The critical role of grain size in determining the nature of damage accumulation in silicon-nitride ceramics is evaluated using Hertzian contact testing. Single-cycle tests are conducted on materials of two grain sizes, 0.5 Μm (fine) and 2.0 Μm (coarse). Damage patterns for these two materials are compared and contrasted using a special bonded-interface specimen to investigate the subsurface regions. Optical and thermal wave-imaging techniques provide complementary pictures of the damage patterns: whereas the optical image maps elements of both deformation and fracture, the thermal wave image maps only the fracture. Taken together, these two imaging methods disclose a fundamental transition in the mechanical response in the two silicon nitrides, from cone-crack-dominated in the fine material to distributed-microcrack-dominated in the coarse material. Scanning electron microscopy (SEM) confirms the incidence of microfracture in the latter case. Thermal-wave measurements also allow a quantitative evaluation of the microfracture damage. Multiple-cycle tests on the coarse material show a build up of subsurface damage with increasing number of cycles, indicating mechanical fatigue. The results are discussed in terms of a shear-fault model, in which subsurface microcracks initiate from intrinsic planes of shear weakness in the microstructure. Implications concerning the microstructural design of silicon nitride ceramics for strength and wear applications are briefly considered, with reference to countervailing resisting and driving forces in the long-crack and short-crack toughness characteristics.

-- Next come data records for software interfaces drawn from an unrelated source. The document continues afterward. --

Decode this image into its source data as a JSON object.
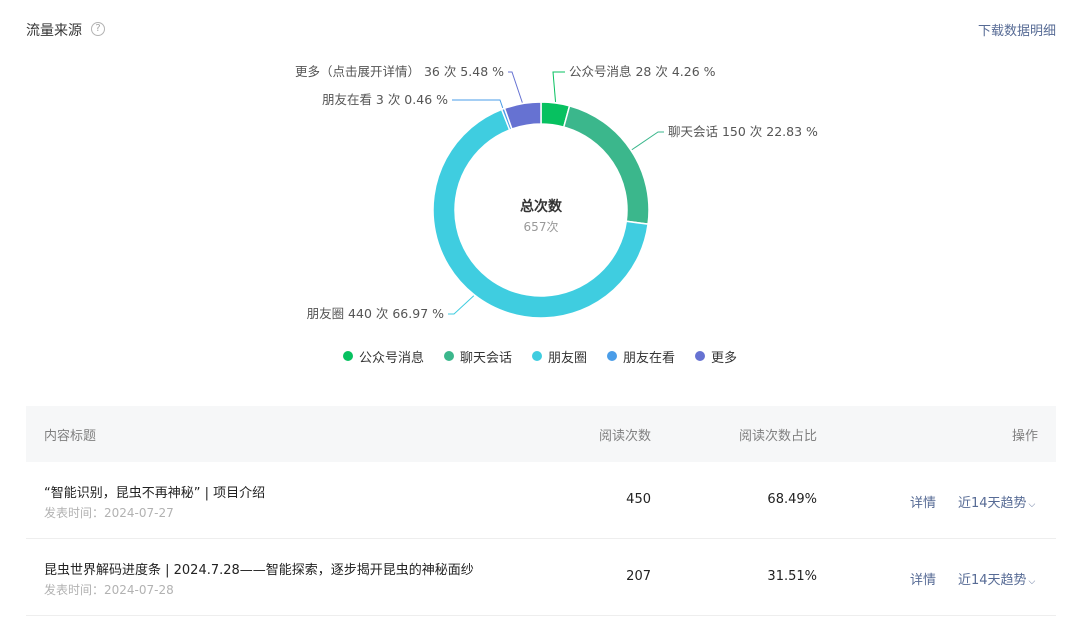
{
  "header": {
    "title": "流量来源",
    "help_icon": "?",
    "download_label": "下载数据明细"
  },
  "chart_data": {
    "type": "pie",
    "center_label": "总次数",
    "center_value": "657次",
    "total": 657,
    "slices": [
      {
        "name": "公众号消息",
        "count": 28,
        "percent": 4.26,
        "label": "公众号消息 28 次 4.26 %",
        "color": "#07c160"
      },
      {
        "name": "聊天会话",
        "count": 150,
        "percent": 22.83,
        "label": "聊天会话 150 次 22.83 %",
        "color": "#3bb78c"
      },
      {
        "name": "朋友圈",
        "count": 440,
        "percent": 66.97,
        "label": "朋友圈 440 次 66.97 %",
        "color": "#3fcde0"
      },
      {
        "name": "朋友在看",
        "count": 3,
        "percent": 0.46,
        "label": "朋友在看 3 次 0.46 %",
        "color": "#4a9de8"
      },
      {
        "name": "更多",
        "count": 36,
        "percent": 5.48,
        "label": "更多（点击展开详情） 36 次 5.48 %",
        "color": "#6672d2"
      }
    ],
    "legend_position": "bottom"
  },
  "table": {
    "headers": {
      "title": "内容标题",
      "reads": "阅读次数",
      "ratio": "阅读次数占比",
      "action": "操作"
    },
    "rows": [
      {
        "title": "“智能识别，昆虫不再神秘” | 项目介绍",
        "date": "发表时间：2024-07-27",
        "reads": "450",
        "ratio": "68.49%",
        "detail": "详情",
        "trend": "近14天趋势"
      },
      {
        "title": "昆虫世界解码进度条 | 2024.7.28——智能探索，逐步揭开昆虫的神秘面纱",
        "date": "发表时间：2024-07-28",
        "reads": "207",
        "ratio": "31.51%",
        "detail": "详情",
        "trend": "近14天趋势"
      }
    ]
  },
  "icons": {
    "chevron": "chevron-down-icon",
    "chevron_glyph": "⌵"
  }
}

Guest Scientist, on leave from Department of Materials Science and Engineering, University of Maryland, College Park, MD 20742, USA.
Guest Scientist, on leave from Department of Physics and Astronomy, Wayne State University, Detroit, MI 48201, USA.
Guest Scientist, on leave from Department of Materials Science and Engineering, Lehigh University, Bethlehem, PA 18015, USA; now with Department of Metallurgy and Institute of Materials Science, University of Connecticut, Storrs, CT 06269, USA.